- What the task asks -
Could you count the lines in the listing that include the word "time"? Give only the number.

━━ Data to process

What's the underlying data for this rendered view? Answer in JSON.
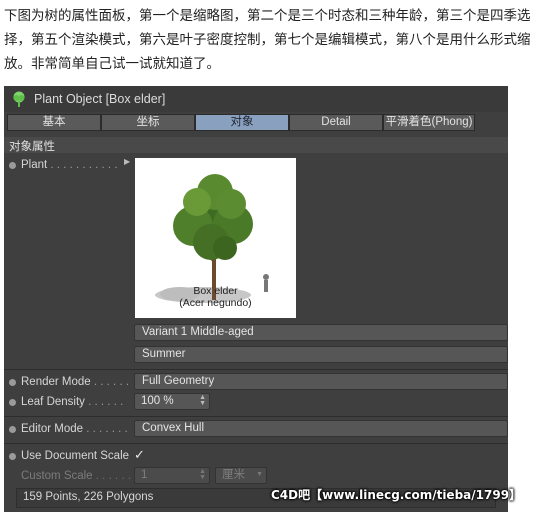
{
  "intro_text": "下图为树的属性面板，第一个是缩略图，第二个是三个时态和三种年龄，第三个是四季选择，第五个渲染模式，第六是叶子密度控制，第七个是编辑模式，第八个是用什么形式缩放。非常简单自己试一试就知道了。",
  "panel": {
    "title": "Plant Object [Box elder]",
    "title_icon": "tree-icon",
    "tabs": [
      "基本",
      "坐标",
      "对象",
      "Detail",
      "平滑着色(Phong)"
    ],
    "active_tab": "对象",
    "section_title": "对象属性",
    "plant": {
      "label": "Plant",
      "thumbnail_caption_1": "Box elder",
      "thumbnail_caption_2": "(Acer negundo)",
      "variant": "Variant 1 Middle-aged",
      "season": "Summer"
    },
    "render_mode": {
      "label": "Render Mode",
      "value": "Full Geometry"
    },
    "leaf_density": {
      "label": "Leaf Density",
      "value": "100 %"
    },
    "editor_mode": {
      "label": "Editor Mode",
      "value": "Convex Hull"
    },
    "use_document_scale": {
      "label": "Use Document Scale",
      "checked": true,
      "check_glyph": "✓"
    },
    "custom_scale": {
      "label": "Custom Scale",
      "value": "1",
      "unit": "厘米"
    },
    "status": "159 Points, 226 Polygons"
  },
  "watermark": "C4D吧【www.linecg.com/tieba/1799】"
}
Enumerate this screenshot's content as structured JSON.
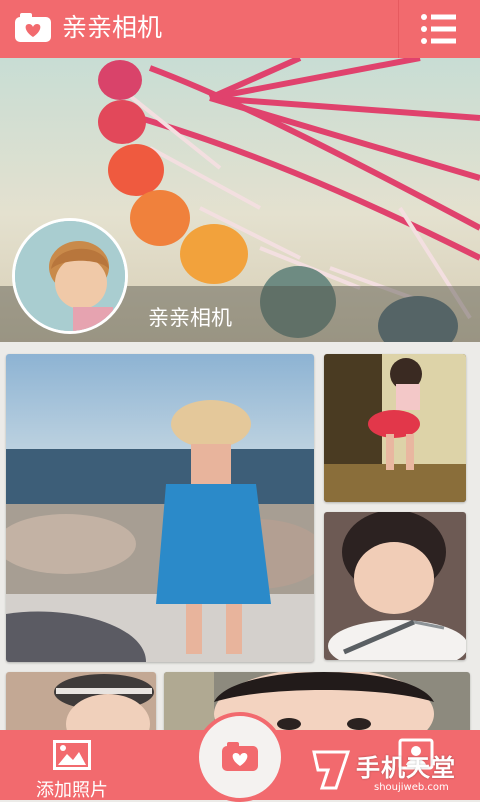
{
  "header": {
    "title": "亲亲相机",
    "logo_icon": "heart-camera-icon",
    "menu_icon": "list-menu-icon"
  },
  "cover": {
    "name": "亲亲相机",
    "avatar": "child-avatar-photo"
  },
  "grid": {
    "photos": [
      "girl-with-hat-at-seaside",
      "toddler-in-red-skirt",
      "girl-eating-with-fork",
      "girl-in-cap",
      "girl-face-closeup"
    ]
  },
  "bottom": {
    "add_label": "添加照片",
    "add_icon": "picture-icon",
    "shutter_icon": "camera-heart-icon",
    "profile_icon": "contact-card-icon"
  },
  "watermark": {
    "brand": "手机天堂",
    "url": "shoujiweb.com"
  },
  "colors": {
    "accent": "#f26a6e",
    "background": "#ecebe8"
  }
}
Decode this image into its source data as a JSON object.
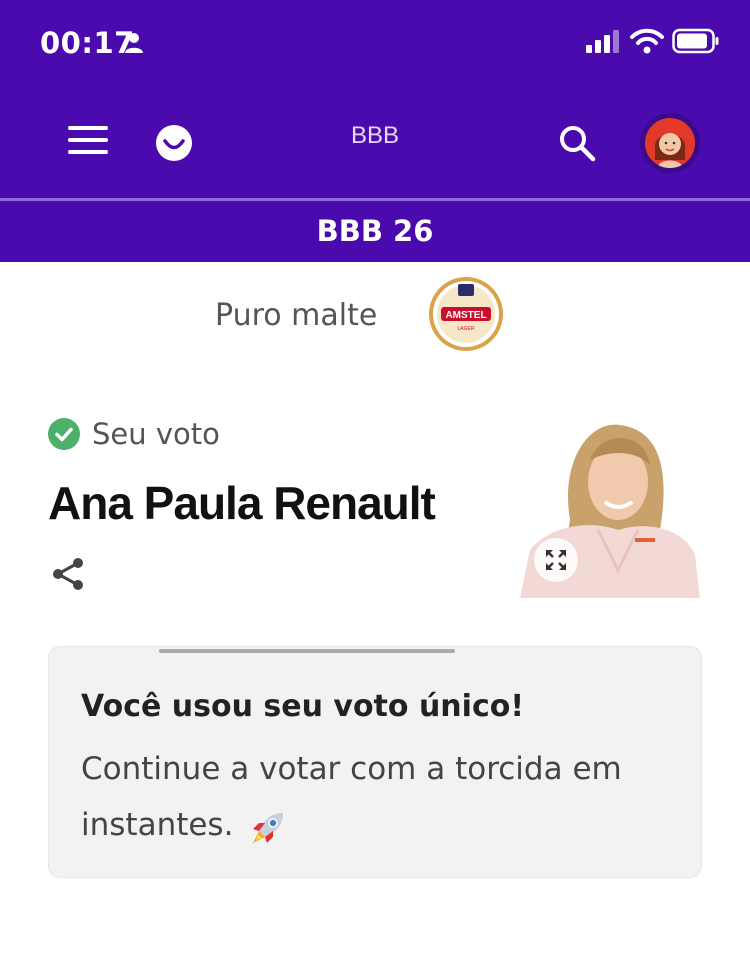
{
  "status_bar": {
    "time": "00:17",
    "person_icon": "person-icon",
    "signal_icon": "cellular-signal-icon",
    "wifi_icon": "wifi-icon",
    "battery_icon": "battery-icon"
  },
  "nav": {
    "menu_icon": "hamburger-menu-icon",
    "logo_icon": "smile-logo-icon",
    "title": "BBB",
    "search_icon": "search-icon",
    "avatar_icon": "avatar-icon"
  },
  "sub_header": {
    "title": "BBB 26"
  },
  "sponsor": {
    "text": "Puro malte",
    "logo_icon": "amstel-logo-icon"
  },
  "vote": {
    "status_icon": "check-circle-icon",
    "label": "Seu voto",
    "candidate": "Ana Paula Renault",
    "share_icon": "share-icon",
    "expand_icon": "expand-icon"
  },
  "notice": {
    "title": "Você usou seu voto único!",
    "body": "Continue a votar com a torcida em instantes.",
    "emoji_icon": "rocket-icon"
  },
  "colors": {
    "brand_purple": "#4a0aad",
    "check_green": "#4caf6a",
    "card_bg": "#f2f2f2"
  }
}
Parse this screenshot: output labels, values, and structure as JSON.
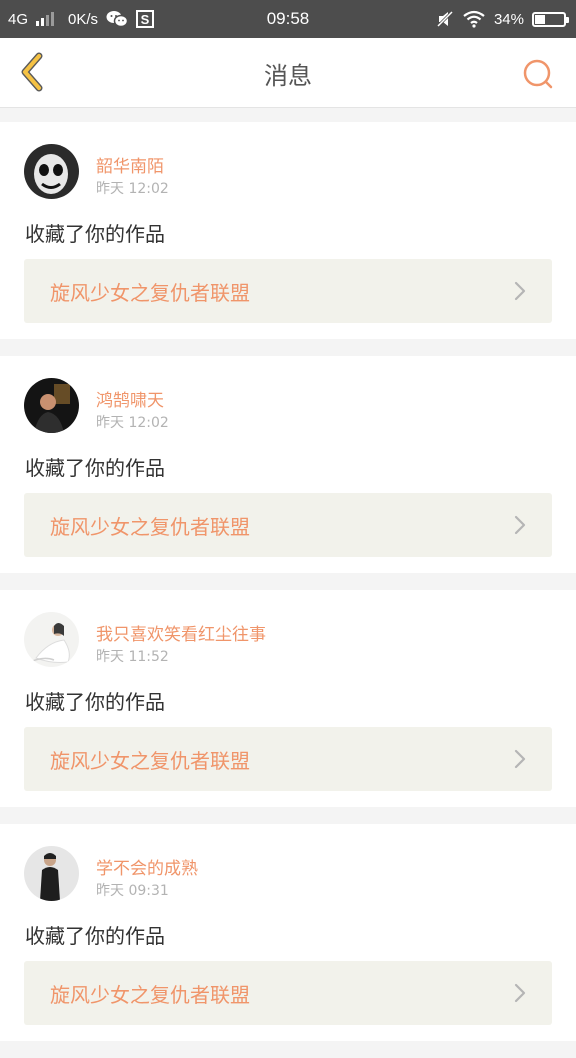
{
  "status_bar": {
    "network": "4G",
    "speed": "0K/s",
    "time": "09:58",
    "battery": "34%",
    "battery_level": 0.34,
    "icons": [
      "signal-icon",
      "wechat-icon",
      "s-app-icon",
      "mute-icon",
      "wifi-icon",
      "battery-icon"
    ]
  },
  "header": {
    "title": "消息",
    "back_icon": "chevron-left-icon",
    "search_icon": "search-icon"
  },
  "colors": {
    "accent": "#f0956a",
    "back_arrow": "#f5c244",
    "status_bar_bg": "#4d4d4d",
    "page_bg": "#f4f4f4",
    "work_bg": "#f2f2eb"
  },
  "messages": [
    {
      "username": "韶华南陌",
      "time": "昨天 12:02",
      "action": "收藏了你的作品",
      "work_title": "旋风少女之复仇者联盟"
    },
    {
      "username": "鸿鹄啸天",
      "time": "昨天 12:02",
      "action": "收藏了你的作品",
      "work_title": "旋风少女之复仇者联盟"
    },
    {
      "username": "我只喜欢笑看红尘往事",
      "time": "昨天 11:52",
      "action": "收藏了你的作品",
      "work_title": "旋风少女之复仇者联盟"
    },
    {
      "username": "学不会的成熟",
      "time": "昨天 09:31",
      "action": "收藏了你的作品",
      "work_title": "旋风少女之复仇者联盟"
    }
  ]
}
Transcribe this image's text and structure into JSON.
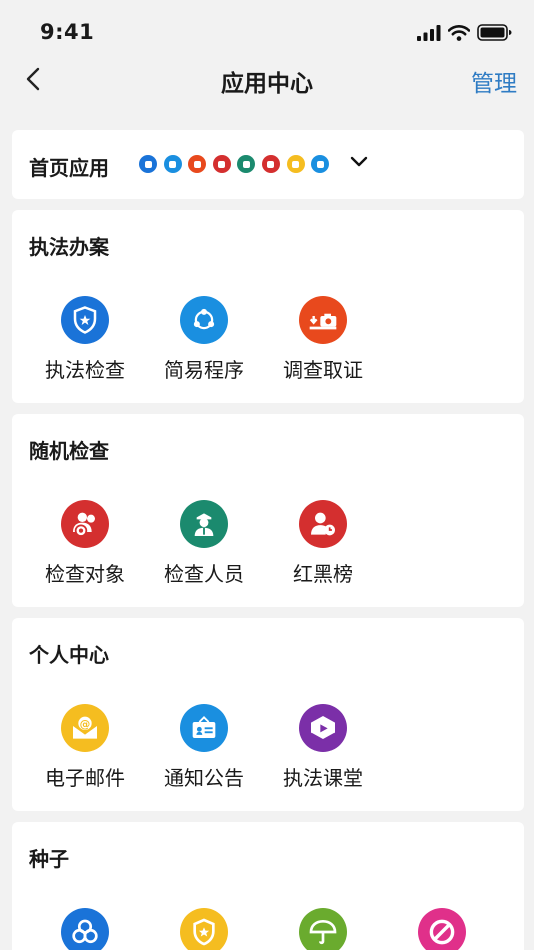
{
  "status": {
    "time": "9:41"
  },
  "nav": {
    "title": "应用中心",
    "manage_label": "管理"
  },
  "home_apps": {
    "label": "首页应用",
    "mini_icons": [
      {
        "name": "badge-shield-icon",
        "color": "#1a73d8"
      },
      {
        "name": "share-nodes-icon",
        "color": "#1a8fe0"
      },
      {
        "name": "camera-icon",
        "color": "#e8491d"
      },
      {
        "name": "people-icon",
        "color": "#d42f2f"
      },
      {
        "name": "officer-icon",
        "color": "#1b8a6e"
      },
      {
        "name": "person-clock-icon",
        "color": "#d42f2f"
      },
      {
        "name": "mail-icon",
        "color": "#f5bd20"
      },
      {
        "name": "notice-icon",
        "color": "#1a8fe0"
      }
    ]
  },
  "sections": [
    {
      "title": "执法办案",
      "apps": [
        {
          "label": "执法检查",
          "icon": "badge-shield-icon",
          "color": "#1a73d8"
        },
        {
          "label": "简易程序",
          "icon": "share-nodes-icon",
          "color": "#1a8fe0"
        },
        {
          "label": "调查取证",
          "icon": "camera-icon",
          "color": "#e8491d"
        }
      ]
    },
    {
      "title": "随机检查",
      "apps": [
        {
          "label": "检查对象",
          "icon": "people-icon",
          "color": "#d42f2f"
        },
        {
          "label": "检查人员",
          "icon": "officer-icon",
          "color": "#1b8a6e"
        },
        {
          "label": "红黑榜",
          "icon": "person-clock-icon",
          "color": "#d42f2f"
        }
      ]
    },
    {
      "title": "个人中心",
      "apps": [
        {
          "label": "电子邮件",
          "icon": "mail-icon",
          "color": "#f5bd20"
        },
        {
          "label": "通知公告",
          "icon": "notice-icon",
          "color": "#1a8fe0"
        },
        {
          "label": "执法课堂",
          "icon": "video-class-icon",
          "color": "#7b2fa8"
        }
      ]
    },
    {
      "title": "种子",
      "apps": [
        {
          "icon": "circles-icon",
          "color": "#1a73d8"
        },
        {
          "icon": "shield-star-icon",
          "color": "#f5bd20"
        },
        {
          "icon": "umbrella-icon",
          "color": "#6aab2e"
        },
        {
          "icon": "forbidden-icon",
          "color": "#e0308a"
        }
      ]
    }
  ]
}
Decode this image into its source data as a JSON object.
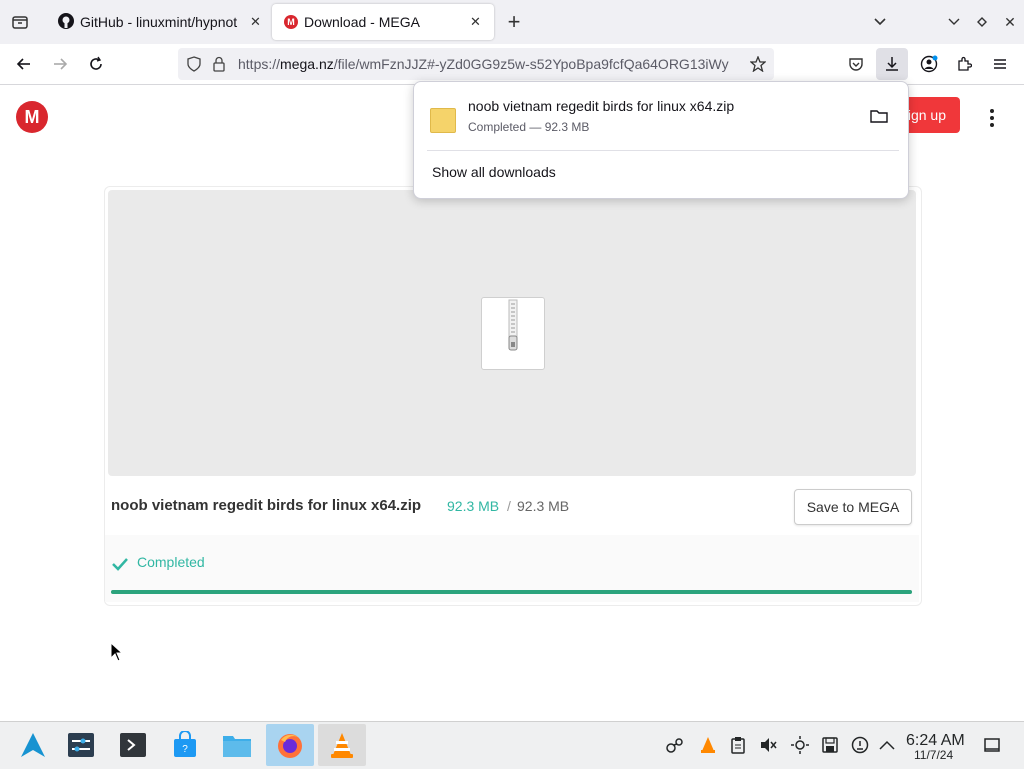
{
  "browser": {
    "tabs": [
      {
        "title": "GitHub - linuxmint/hypnot",
        "icon": "github-icon",
        "active": false
      },
      {
        "title": "Download - MEGA",
        "icon": "mega-icon",
        "active": true
      }
    ],
    "url": {
      "prefix": "https://",
      "host": "mega.nz",
      "path": "/file/wmFznJJZ#-yZd0GG9z5w-s52YpoBpa9fcfQa64ORG13iWy"
    }
  },
  "header": {
    "signup_label": "Sign up"
  },
  "download_popup": {
    "file_name": "noob vietnam regedit birds for linux x64.zip",
    "status": "Completed — 92.3 MB",
    "show_all_label": "Show all downloads"
  },
  "file": {
    "name": "noob vietnam regedit birds for linux x64.zip",
    "downloaded": "92.3 MB",
    "separator": "/",
    "total": "92.3 MB",
    "save_label": "Save to MEGA",
    "status": "Completed",
    "progress": 1.0
  },
  "taskbar": {
    "time": "6:24 AM",
    "date": "11/7/24"
  },
  "colors": {
    "accent": "#d9272e",
    "success": "#31b7a3",
    "progress": "#2ba37c"
  }
}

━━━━

- Written response -
8